### Task instructions
Exact repetition of every entry is required.

### Information
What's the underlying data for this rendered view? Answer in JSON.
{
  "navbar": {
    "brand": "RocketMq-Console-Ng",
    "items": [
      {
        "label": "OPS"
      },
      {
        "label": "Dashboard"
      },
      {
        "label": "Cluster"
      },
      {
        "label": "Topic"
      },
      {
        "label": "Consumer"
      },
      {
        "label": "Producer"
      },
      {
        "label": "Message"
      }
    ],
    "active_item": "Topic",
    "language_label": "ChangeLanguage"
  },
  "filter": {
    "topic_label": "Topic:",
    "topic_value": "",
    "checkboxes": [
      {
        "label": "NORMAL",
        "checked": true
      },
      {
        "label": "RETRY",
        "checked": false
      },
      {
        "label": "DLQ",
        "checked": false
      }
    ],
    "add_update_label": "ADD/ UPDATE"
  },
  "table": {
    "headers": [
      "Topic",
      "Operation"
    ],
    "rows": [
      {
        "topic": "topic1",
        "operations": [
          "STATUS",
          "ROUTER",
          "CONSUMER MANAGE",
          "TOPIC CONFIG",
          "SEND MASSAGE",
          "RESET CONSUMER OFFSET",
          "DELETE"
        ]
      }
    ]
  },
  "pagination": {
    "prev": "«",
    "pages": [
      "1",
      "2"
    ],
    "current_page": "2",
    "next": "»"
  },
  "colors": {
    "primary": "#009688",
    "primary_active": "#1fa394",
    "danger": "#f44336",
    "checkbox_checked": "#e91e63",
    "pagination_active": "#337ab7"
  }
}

### Response to the task
What's the underlying data for this rendered view? Answer in JSON.
{
  "navbar": {
    "brand": "RocketMq-Console-Ng",
    "items": [
      {
        "label": "OPS"
      },
      {
        "label": "Dashboard"
      },
      {
        "label": "Cluster"
      },
      {
        "label": "Topic"
      },
      {
        "label": "Consumer"
      },
      {
        "label": "Producer"
      },
      {
        "label": "Message"
      }
    ],
    "active_item": "Topic",
    "language_label": "ChangeLanguage"
  },
  "filter": {
    "topic_label": "Topic:",
    "topic_value": "",
    "checkboxes": [
      {
        "label": "NORMAL",
        "checked": true
      },
      {
        "label": "RETRY",
        "checked": false
      },
      {
        "label": "DLQ",
        "checked": false
      }
    ],
    "add_update_label": "ADD/ UPDATE"
  },
  "table": {
    "headers": [
      "Topic",
      "Operation"
    ],
    "rows": [
      {
        "topic": "topic1",
        "operations": [
          "STATUS",
          "ROUTER",
          "CONSUMER MANAGE",
          "TOPIC CONFIG",
          "SEND MASSAGE",
          "RESET CONSUMER OFFSET",
          "DELETE"
        ]
      }
    ]
  },
  "pagination": {
    "prev": "«",
    "pages": [
      "1",
      "2"
    ],
    "current_page": "2",
    "next": "»"
  },
  "colors": {
    "primary": "#009688",
    "primary_active": "#1fa394",
    "danger": "#f44336",
    "checkbox_checked": "#e91e63",
    "pagination_active": "#337ab7"
  }
}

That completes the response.